TASK PROMPT
Could you output the entries that follow exactly, omitting any pictures they contain?

Data extracted from a collection
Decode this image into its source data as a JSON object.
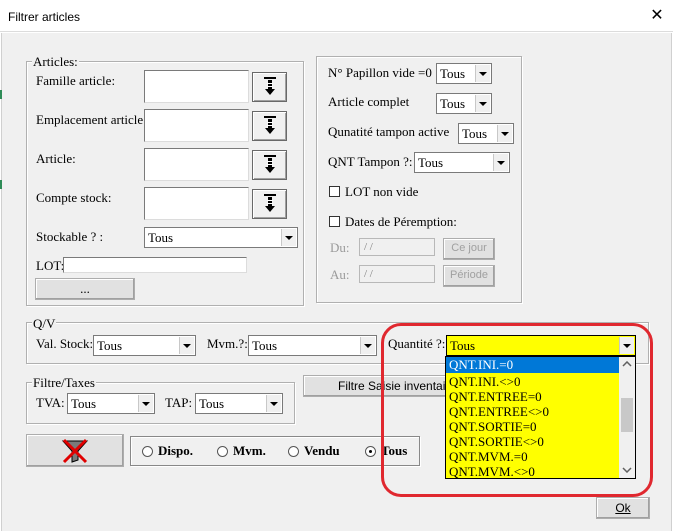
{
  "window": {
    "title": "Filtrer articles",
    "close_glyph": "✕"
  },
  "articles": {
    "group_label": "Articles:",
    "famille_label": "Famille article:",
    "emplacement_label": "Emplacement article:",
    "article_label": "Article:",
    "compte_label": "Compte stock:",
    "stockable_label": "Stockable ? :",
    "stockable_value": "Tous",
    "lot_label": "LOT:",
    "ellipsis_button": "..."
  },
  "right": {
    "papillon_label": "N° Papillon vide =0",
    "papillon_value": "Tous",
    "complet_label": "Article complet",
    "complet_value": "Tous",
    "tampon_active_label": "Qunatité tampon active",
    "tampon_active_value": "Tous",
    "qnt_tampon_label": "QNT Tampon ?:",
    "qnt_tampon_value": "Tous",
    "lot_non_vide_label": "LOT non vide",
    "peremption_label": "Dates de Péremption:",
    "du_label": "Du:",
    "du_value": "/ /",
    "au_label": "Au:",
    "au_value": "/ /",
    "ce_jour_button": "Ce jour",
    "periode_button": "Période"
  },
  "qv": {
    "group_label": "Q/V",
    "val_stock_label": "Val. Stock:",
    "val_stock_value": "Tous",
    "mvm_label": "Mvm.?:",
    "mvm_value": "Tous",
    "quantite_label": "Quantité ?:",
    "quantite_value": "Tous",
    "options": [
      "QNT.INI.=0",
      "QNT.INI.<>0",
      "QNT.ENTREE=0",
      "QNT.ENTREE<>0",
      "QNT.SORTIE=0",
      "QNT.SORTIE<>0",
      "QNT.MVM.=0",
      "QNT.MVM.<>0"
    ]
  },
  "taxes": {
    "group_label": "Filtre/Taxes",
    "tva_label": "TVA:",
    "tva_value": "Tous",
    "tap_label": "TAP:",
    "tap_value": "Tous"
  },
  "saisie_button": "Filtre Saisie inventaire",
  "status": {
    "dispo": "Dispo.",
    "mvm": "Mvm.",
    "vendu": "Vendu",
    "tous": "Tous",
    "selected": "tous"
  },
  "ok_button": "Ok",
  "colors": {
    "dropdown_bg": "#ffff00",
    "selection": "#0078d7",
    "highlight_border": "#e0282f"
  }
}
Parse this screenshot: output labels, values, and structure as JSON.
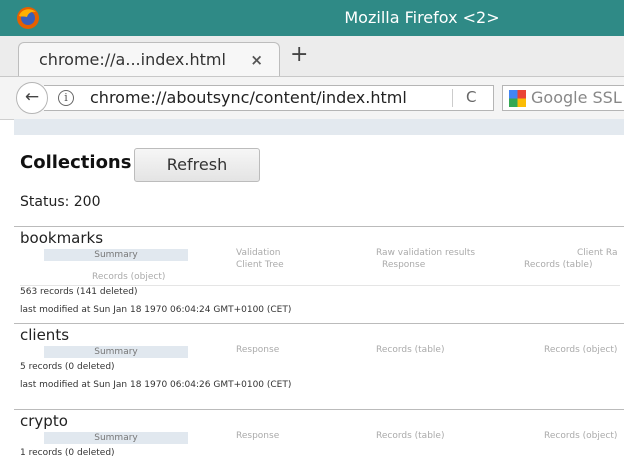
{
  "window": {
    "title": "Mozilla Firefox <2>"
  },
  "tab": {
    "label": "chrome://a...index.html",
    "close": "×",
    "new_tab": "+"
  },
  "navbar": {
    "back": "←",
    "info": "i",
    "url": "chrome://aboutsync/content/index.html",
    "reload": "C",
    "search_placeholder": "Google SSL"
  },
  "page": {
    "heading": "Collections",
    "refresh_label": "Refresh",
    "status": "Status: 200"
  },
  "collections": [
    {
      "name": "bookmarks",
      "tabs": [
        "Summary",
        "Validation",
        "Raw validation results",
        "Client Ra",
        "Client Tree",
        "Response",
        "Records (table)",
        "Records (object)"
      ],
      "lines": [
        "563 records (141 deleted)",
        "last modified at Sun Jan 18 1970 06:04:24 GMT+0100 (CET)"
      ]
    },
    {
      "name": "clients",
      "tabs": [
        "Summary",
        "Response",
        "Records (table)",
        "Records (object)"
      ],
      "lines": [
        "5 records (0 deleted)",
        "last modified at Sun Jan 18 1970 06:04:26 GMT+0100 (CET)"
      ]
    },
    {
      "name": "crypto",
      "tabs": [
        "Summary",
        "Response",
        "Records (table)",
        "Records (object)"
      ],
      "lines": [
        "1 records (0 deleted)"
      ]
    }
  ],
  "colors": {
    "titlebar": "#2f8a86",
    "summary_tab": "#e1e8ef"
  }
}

ANSWER SECTION
Decode this image into its source data as a JSON object.
{
  "window": {
    "title": "Filtrer articles",
    "close_glyph": "✕"
  },
  "articles": {
    "group_label": "Articles:",
    "famille_label": "Famille article:",
    "emplacement_label": "Emplacement article:",
    "article_label": "Article:",
    "compte_label": "Compte stock:",
    "stockable_label": "Stockable ? :",
    "stockable_value": "Tous",
    "lot_label": "LOT:",
    "ellipsis_button": "..."
  },
  "right": {
    "papillon_label": "N° Papillon vide =0",
    "papillon_value": "Tous",
    "complet_label": "Article complet",
    "complet_value": "Tous",
    "tampon_active_label": "Qunatité tampon active",
    "tampon_active_value": "Tous",
    "qnt_tampon_label": "QNT Tampon ?:",
    "qnt_tampon_value": "Tous",
    "lot_non_vide_label": "LOT non vide",
    "peremption_label": "Dates de Péremption:",
    "du_label": "Du:",
    "du_value": "/ /",
    "au_label": "Au:",
    "au_value": "/ /",
    "ce_jour_button": "Ce jour",
    "periode_button": "Période"
  },
  "qv": {
    "group_label": "Q/V",
    "val_stock_label": "Val. Stock:",
    "val_stock_value": "Tous",
    "mvm_label": "Mvm.?:",
    "mvm_value": "Tous",
    "quantite_label": "Quantité ?:",
    "quantite_value": "Tous",
    "options": [
      "QNT.INI.=0",
      "QNT.INI.<>0",
      "QNT.ENTREE=0",
      "QNT.ENTREE<>0",
      "QNT.SORTIE=0",
      "QNT.SORTIE<>0",
      "QNT.MVM.=0",
      "QNT.MVM.<>0"
    ]
  },
  "taxes": {
    "group_label": "Filtre/Taxes",
    "tva_label": "TVA:",
    "tva_value": "Tous",
    "tap_label": "TAP:",
    "tap_value": "Tous"
  },
  "saisie_button": "Filtre Saisie inventaire",
  "status": {
    "dispo": "Dispo.",
    "mvm": "Mvm.",
    "vendu": "Vendu",
    "tous": "Tous",
    "selected": "tous"
  },
  "ok_button": "Ok",
  "colors": {
    "dropdown_bg": "#ffff00",
    "selection": "#0078d7",
    "highlight_border": "#e0282f"
  }
}
Parse this screenshot: output labels, values, and structure as JSON.
{
  "window": {
    "title": "Mozilla Firefox <2>"
  },
  "tab": {
    "label": "chrome://a...index.html",
    "close": "×",
    "new_tab": "+"
  },
  "navbar": {
    "back": "←",
    "info": "i",
    "url": "chrome://aboutsync/content/index.html",
    "reload": "C",
    "search_placeholder": "Google SSL"
  },
  "page": {
    "heading": "Collections",
    "refresh_label": "Refresh",
    "status": "Status: 200"
  },
  "collections": [
    {
      "name": "bookmarks",
      "tabs": [
        "Summary",
        "Validation",
        "Raw validation results",
        "Client Ra",
        "Client Tree",
        "Response",
        "Records (table)",
        "Records (object)"
      ],
      "lines": [
        "563 records (141 deleted)",
        "last modified at Sun Jan 18 1970 06:04:24 GMT+0100 (CET)"
      ]
    },
    {
      "name": "clients",
      "tabs": [
        "Summary",
        "Response",
        "Records (table)",
        "Records (object)"
      ],
      "lines": [
        "5 records (0 deleted)",
        "last modified at Sun Jan 18 1970 06:04:26 GMT+0100 (CET)"
      ]
    },
    {
      "name": "crypto",
      "tabs": [
        "Summary",
        "Response",
        "Records (table)",
        "Records (object)"
      ],
      "lines": [
        "1 records (0 deleted)"
      ]
    }
  ],
  "colors": {
    "titlebar": "#2f8a86",
    "summary_tab": "#e1e8ef"
  }
}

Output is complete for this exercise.